Pembrokeshire National Park, also known as Pembrokeshire Coast National Park, is one of the crown jewels in the British national parks system. There are four total national parks in Wales, but Pembrokeshire is Britain's only national park on the coast. Pembrokeshire National Park encompasses 240 square miles (629 km²) and includes a wildly varied landscape of forests and hills, beaches cliffs and estuaries. The park is a popular destination for wildlife spectators and explorers, rock climbers, windsurfers, hikers and nature lovers.
One of the most attractive characteristics of the park is the rugged, tempestuous coastline and sparkly blue waters. Fuzzy green shoulders slope down toward the sea, exposing the rocky gray clefts and sandy beaches stretching toward the bright blue waters. Encompassing nearly all the southwest coast of the British isle, the coastline stretches for over 259 miles (418 km), overlooking the Celtic sea and St. George's Channel. The beaches are a popular hot spot for vacationers on summer holiday.

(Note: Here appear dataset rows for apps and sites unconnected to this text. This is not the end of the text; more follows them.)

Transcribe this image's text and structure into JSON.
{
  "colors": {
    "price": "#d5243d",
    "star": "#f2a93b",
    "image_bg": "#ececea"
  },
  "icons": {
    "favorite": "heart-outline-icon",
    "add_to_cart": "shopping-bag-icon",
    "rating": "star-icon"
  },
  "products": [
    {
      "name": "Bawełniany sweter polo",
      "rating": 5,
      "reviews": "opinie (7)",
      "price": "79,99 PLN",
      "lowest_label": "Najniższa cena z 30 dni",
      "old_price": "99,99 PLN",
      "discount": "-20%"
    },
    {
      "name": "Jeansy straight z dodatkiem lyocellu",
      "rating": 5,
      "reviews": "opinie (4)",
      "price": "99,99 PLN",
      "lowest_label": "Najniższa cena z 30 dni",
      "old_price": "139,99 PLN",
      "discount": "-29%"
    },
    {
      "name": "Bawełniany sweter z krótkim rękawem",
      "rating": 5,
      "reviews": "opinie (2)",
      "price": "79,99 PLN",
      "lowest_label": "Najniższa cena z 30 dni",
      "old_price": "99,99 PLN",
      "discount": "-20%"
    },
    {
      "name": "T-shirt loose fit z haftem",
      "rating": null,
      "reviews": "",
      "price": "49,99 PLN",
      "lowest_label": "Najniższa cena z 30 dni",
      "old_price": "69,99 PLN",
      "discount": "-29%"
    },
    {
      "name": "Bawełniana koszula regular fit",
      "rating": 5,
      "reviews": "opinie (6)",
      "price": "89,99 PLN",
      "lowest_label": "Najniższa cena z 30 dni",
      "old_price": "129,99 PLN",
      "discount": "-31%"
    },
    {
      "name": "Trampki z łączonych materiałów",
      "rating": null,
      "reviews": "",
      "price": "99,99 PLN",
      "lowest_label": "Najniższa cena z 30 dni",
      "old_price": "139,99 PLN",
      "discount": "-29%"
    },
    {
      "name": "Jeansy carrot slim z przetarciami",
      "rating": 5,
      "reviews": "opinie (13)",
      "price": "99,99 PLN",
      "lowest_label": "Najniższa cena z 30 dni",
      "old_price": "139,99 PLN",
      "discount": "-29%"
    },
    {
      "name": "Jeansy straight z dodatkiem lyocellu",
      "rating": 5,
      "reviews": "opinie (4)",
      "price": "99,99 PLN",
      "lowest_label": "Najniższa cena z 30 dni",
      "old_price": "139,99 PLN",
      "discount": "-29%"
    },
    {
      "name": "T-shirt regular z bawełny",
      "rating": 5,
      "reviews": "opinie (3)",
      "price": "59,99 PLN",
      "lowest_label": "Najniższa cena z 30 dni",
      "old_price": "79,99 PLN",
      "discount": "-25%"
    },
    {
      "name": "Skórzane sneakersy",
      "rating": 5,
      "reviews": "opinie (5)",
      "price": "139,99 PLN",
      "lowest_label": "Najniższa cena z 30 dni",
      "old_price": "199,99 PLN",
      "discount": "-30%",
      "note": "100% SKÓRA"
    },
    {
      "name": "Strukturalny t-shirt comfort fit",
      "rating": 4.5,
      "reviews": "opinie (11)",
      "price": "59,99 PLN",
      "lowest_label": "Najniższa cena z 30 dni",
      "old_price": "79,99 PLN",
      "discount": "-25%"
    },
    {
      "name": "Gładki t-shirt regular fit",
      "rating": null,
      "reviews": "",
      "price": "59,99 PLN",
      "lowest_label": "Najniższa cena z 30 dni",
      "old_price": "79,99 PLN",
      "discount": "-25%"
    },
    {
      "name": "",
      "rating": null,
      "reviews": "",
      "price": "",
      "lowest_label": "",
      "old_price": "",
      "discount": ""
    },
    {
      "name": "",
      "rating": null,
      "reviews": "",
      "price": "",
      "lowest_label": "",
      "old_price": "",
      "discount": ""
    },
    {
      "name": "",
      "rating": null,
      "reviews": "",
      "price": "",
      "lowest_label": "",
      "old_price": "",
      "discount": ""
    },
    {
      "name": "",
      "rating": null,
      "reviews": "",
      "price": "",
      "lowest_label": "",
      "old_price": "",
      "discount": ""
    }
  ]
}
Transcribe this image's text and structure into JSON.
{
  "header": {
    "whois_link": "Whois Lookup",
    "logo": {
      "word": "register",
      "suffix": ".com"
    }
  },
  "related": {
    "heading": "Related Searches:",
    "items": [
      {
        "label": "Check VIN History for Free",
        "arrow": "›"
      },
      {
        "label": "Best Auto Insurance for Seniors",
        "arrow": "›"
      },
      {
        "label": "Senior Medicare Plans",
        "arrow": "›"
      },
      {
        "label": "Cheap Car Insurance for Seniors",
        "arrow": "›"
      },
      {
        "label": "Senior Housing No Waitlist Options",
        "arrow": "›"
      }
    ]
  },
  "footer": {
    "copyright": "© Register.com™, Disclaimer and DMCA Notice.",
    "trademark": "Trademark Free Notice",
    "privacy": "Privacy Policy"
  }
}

Hikers and nature lovers revel in the lush forests of the illustrious Presli Mountains, famed for producing the bluestones from which Stonehenge was forged. The gentle sloping hills, peppered with trees and aprouting stony outcrops, exude a mysterious and primeval atmosphere. The ancient Celts believed the Preslis contained an entrance to the Celtic underworld, Annwn. Visitors traverse the ancient pathways, used for thousands of years as supposedly the ancient stomping grounds of legendary King Arthur. Some of the best paths for explorers are Pentre Ifan, Gwaun Valley and Rosebush.
The Pembrokeshire National Park features one of the finest estuaries in Britain, the Daugleddau Estuary. Once the location of successful anthracite mines and Norman castle embankments, the estuary waterway provides exceptional trails. Visitors enjoy viewing the inland waterfowl and mammals, exploring the secret coves, and visiting the ancient Carew and Picton Castles.
Pembrokeshire National Park offers something for every outdoor enthusiast. Water activities include surfing, kayaking, fishing, sailing and other sports. Wildlife enthusiasts enjoy birdwatching, as Pembrokeshire National Park is one of the finest British parks for viewing migrating and wintering seabirds and waterbirds. The park maintains trails and paths for hiking, cycling, horse riding, rock climbing and simple relaxing strolls along the coast or across prehistoric forests and lush landscapes.
The Pembrokeshire Coast National Park Authority, established in 1952, manages the park. They encourage those visiting Pembrokeshire National Park to enjoy the park while maintaining a respect for the natural beauty and unspoiled environment. Pembrokeshire National Park is open year round and offers a rotating schedule of various activities.